The “Tbilisi Initiative” project was initiated by the Ministry of Education of Georgia in September 1997 at the first Regional Seminar on “The reform of history teaching in secondary schools” (Tabakhmela, Georgia) and supported by the education authorities of Armenia, Azerbaijan and the Russian Federation.

The conditions that made it possible to launch the “Tbilisi Initiative” project successfully at that particular moment were:

  • a favourable political climate in the Caucasus and a corresponding political willingness to proceed expressed by all the countries involved;
  • the support of the Ministries of Education of all the countries concerned;
  • the agreement achieved at government level to separate educational and political spaces within the project, seeking first of all to promote the idea of co-operation with a view to strengthening the reconciliation process in the Caucasus through education;
  • the willingness of all countries involved to follow the principles of equality, mutual respect and transparency.

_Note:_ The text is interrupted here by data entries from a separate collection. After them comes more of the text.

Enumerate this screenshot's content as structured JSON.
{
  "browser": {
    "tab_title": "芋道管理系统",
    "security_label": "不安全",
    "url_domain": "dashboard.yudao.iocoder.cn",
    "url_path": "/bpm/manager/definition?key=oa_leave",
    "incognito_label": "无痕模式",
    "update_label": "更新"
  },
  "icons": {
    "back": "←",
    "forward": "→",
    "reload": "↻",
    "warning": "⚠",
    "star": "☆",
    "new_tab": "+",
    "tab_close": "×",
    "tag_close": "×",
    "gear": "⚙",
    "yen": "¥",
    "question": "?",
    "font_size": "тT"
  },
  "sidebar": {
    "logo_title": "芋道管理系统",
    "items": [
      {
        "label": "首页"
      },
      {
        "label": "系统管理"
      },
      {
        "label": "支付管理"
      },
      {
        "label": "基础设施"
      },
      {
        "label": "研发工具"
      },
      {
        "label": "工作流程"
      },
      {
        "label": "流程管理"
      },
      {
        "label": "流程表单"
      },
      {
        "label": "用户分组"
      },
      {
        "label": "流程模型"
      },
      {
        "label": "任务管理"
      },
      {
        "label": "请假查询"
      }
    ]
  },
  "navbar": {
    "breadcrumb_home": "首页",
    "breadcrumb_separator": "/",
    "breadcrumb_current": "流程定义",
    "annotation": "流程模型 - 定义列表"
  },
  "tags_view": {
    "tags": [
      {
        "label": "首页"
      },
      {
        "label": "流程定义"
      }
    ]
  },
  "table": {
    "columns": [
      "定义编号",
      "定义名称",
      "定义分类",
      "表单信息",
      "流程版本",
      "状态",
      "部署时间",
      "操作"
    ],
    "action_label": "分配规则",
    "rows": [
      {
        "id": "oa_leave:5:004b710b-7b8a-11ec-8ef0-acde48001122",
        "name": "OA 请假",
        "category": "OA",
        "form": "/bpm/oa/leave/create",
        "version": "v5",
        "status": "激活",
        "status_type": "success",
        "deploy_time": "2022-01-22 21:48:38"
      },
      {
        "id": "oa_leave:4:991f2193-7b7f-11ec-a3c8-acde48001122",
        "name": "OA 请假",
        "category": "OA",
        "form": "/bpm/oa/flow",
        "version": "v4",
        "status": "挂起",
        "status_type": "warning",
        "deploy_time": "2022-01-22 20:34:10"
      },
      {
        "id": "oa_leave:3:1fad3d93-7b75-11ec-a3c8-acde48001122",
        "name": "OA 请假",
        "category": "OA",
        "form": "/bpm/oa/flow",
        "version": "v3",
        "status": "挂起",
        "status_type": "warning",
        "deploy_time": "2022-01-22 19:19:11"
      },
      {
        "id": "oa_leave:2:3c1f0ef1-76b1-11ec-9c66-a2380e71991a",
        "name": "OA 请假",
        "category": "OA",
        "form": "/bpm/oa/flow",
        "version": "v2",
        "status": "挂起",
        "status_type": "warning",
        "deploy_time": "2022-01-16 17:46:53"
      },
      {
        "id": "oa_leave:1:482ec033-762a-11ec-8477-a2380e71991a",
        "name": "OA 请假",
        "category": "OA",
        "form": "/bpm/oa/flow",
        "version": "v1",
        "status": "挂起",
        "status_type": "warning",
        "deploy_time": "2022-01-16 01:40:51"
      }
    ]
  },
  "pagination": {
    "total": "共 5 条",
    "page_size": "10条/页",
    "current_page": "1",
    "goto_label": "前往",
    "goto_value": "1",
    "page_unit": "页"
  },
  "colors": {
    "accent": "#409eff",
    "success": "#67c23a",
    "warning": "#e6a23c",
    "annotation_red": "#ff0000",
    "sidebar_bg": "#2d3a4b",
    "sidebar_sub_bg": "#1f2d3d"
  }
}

From the outset, the “Tbilisi Initiative” project was seen as a process, and therefore comprised a wide range of activities including seminars and conferences, meetings of experts and teacher training workshops. All of them had a common goal – to promote new interactive teaching methods designed to help new generations better understand and fully appreciate factors such as cultural diversity, thereby creating a basis for a new understanding of history as reflected in Recommendation Rec (2001) 15 of the Committee of Ministers on History teaching in twenty-first-century Europe.

A crucial event in this project was the First Conference of the Ministers of Education of Armenia, Azerbaijan, Georgia and the Russian Federation, with those of Moldova and Ukraine acting as observers, which took place in Tbilisi in March 2000. As a result of this conference, the Ministers adopted a Declaration [Russian version] and underlined their full support for the “Tbilisi Initiative” project because they considered it of the highest importance in their efforts to strengthen mutual understanding between the peoples of the countries concerned and establish stability and security in the region.

Following the Declaration by the Ministers, the “Tbilisi Initiative” project primarily focused on presenting history in the light of intercultural dialogue and creating a positive image of the Caucasus. In other words, its aim was to present the region not as a crossroads of conflicts, but rather as a melting pot of different cultures which have been enriching one another throughout their long period of historical development and interaction.

This project developed into a unique opportunity to bring together history educators from both North and South Caucasus – and create conditions in which they could work together, share experiences and discuss common approaches to, as well as differences in their views of, their shared past.

During the project, about 500 history educators from the Caucasus, along with specialists from Germany, Lithuania, Moldova, Norway, Poland, Ukraine and the United Kingdom, took part in 21 activities. Long-term partners of the Council of Europe in history teaching, the Georg Eckert Institute for International Textbook Research (Germany) and the European Standing Conference of History Teachers Associations (EUROCLIO), were also involved.



Seminars and reports